yesterday, i woke up from my afternoon nap and decided i wanted to watch the national news. in between stories about libya, comparing president obama to president bush, and the newest problems in japan, was a story that was disturbing and yet completely unsurprising.
it was like something straight out of the movie thirteen. abercrombie & fitch is now selling push-up bikinis in its spring collection for girls. not teenagers, not women, girls. girls who should still be playing hopscotch and thinking that boys have cooties.
seriously. it makes me feel old, among other things. especially now that i’m going to launch into the whole, “why, when i was that age…”. honestly, i don’t think it’s all that fair to compare my generation’s tween years to the new one, because we were all about long johns and oversized plaid shirts, paired with doc martens. not an errant bra strap in sight. with the evolution of fashion, though, clothes eventually started to fit properly again, and because young girls always want to look like older girls, fashion for young girls became more and more form fitting and yes, sexy.

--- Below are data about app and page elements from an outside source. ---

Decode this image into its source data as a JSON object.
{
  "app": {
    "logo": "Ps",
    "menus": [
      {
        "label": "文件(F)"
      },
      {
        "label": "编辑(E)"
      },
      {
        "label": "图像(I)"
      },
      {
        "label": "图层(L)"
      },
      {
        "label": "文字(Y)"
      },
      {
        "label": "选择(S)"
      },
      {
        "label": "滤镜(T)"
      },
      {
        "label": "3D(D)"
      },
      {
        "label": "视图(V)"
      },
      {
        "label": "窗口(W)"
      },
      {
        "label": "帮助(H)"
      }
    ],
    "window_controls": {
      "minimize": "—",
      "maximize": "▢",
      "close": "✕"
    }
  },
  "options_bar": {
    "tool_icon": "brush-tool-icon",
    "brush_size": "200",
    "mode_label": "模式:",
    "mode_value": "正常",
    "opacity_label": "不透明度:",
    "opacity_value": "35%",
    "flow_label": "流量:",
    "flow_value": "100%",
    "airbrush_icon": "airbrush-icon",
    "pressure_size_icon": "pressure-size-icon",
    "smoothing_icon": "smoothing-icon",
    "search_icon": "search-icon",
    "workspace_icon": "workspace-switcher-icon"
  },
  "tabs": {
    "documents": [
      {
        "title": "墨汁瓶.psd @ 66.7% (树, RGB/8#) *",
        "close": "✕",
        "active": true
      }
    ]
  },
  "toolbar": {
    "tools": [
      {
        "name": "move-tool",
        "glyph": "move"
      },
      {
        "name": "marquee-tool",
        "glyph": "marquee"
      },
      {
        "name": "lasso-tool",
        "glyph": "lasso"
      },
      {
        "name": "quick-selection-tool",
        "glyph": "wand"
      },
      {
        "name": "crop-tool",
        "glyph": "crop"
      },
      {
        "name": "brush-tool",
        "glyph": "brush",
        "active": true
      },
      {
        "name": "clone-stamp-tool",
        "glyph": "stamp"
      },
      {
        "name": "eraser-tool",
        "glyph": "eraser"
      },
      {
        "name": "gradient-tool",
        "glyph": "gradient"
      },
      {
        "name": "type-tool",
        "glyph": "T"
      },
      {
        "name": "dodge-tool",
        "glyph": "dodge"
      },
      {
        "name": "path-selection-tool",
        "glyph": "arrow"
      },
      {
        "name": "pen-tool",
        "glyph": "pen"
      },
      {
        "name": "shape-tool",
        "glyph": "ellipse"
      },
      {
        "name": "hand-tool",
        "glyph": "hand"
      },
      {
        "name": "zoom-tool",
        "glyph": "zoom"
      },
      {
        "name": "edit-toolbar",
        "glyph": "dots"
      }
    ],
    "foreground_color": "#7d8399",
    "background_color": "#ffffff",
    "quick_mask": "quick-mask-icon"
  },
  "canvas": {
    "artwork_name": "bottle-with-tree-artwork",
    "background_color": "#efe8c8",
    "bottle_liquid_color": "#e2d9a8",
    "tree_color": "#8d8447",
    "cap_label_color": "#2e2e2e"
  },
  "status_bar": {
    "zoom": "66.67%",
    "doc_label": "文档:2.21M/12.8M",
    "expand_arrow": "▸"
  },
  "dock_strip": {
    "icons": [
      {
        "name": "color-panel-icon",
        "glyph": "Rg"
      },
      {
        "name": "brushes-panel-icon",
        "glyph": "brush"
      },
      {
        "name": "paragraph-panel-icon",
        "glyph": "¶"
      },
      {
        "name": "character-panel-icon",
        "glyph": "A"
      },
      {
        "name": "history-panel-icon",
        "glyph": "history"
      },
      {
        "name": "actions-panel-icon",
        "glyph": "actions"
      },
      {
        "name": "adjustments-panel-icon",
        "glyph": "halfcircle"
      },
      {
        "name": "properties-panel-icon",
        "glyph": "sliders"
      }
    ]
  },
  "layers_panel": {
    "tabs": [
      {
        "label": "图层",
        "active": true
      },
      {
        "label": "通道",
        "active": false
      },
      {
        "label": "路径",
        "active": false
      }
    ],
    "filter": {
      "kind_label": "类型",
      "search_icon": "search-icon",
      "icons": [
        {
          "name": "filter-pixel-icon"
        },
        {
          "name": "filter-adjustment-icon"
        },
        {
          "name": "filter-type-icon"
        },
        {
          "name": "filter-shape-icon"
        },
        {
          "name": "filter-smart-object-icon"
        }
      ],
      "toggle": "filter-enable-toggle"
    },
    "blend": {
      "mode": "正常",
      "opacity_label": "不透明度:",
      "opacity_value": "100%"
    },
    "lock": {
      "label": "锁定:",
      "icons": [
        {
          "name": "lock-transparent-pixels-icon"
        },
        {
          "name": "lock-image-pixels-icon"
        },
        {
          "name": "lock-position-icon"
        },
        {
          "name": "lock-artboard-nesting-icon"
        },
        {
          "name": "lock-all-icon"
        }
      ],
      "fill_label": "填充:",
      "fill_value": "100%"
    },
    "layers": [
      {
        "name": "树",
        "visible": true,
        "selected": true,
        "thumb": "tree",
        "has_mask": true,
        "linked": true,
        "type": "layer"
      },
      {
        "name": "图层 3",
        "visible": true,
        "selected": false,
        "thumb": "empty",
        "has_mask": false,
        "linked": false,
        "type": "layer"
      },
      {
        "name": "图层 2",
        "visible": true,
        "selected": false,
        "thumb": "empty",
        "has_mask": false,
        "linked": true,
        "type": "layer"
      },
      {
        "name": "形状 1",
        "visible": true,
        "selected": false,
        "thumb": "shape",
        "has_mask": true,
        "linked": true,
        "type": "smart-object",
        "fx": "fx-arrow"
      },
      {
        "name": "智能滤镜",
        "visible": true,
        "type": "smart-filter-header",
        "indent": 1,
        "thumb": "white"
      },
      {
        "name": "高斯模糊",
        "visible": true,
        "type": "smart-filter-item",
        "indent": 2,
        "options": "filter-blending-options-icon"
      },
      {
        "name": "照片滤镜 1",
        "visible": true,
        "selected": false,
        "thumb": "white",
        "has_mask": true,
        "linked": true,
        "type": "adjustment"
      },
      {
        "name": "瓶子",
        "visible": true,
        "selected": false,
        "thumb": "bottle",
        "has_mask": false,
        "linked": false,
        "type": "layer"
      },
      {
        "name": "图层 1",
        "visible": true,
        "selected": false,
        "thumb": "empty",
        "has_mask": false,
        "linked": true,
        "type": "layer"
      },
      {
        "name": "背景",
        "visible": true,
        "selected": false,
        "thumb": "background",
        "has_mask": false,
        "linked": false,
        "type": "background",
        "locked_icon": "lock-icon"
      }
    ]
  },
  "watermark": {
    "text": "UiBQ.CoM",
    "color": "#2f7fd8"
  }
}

there’s a difference between modesty and appropriateness. i don’t consider myself particularly modest, but i DO understand what is appropriate (and when). a strappy low-cut tank top, miniskirt, and stilettos is fine if i feel like being a hoochie in the club. it is not fine if i’m at work, unless i’m asking for a harrassment lawsuit. and it’s really not fine if i’m 8 years old.
the word “blame” comes to mind right about now. it’s so easy to use, and in this case it could be applied to a number of different factions. of course, i do that and said factions will be all up ons, yammering about how i don’t have kids, i’m not a advertising guru, i don’t understand economics/russian/cordon bleu cooking.
for every parent who goes out and buys their daughter this crap, there are probably at least two that refuse to. so you can’t necessarily say it’s bad parenting. same goes for those marketers, who will point out that not everyone who’s a target of this campaign is susceptible, although i WILL argue that when you’re that young, the desire to fit in and be accepted might be stronger than it is when you’re older, if only because you’re just beginning to form your own identity and may not really be able to think for yourself just yet. and…cue the yammering (this is where they all say “yes! yes i can think for myself! i know what i want! ooh look, shiney!”).
it makes me wonder, what would happen if you took away all those ad campaigns? if you took away the paparazzi and the disney machine? how would those little girls know what they want to look like?
*and for the record, abercrombie has since taken out the words “push-up” when describing the bikinis.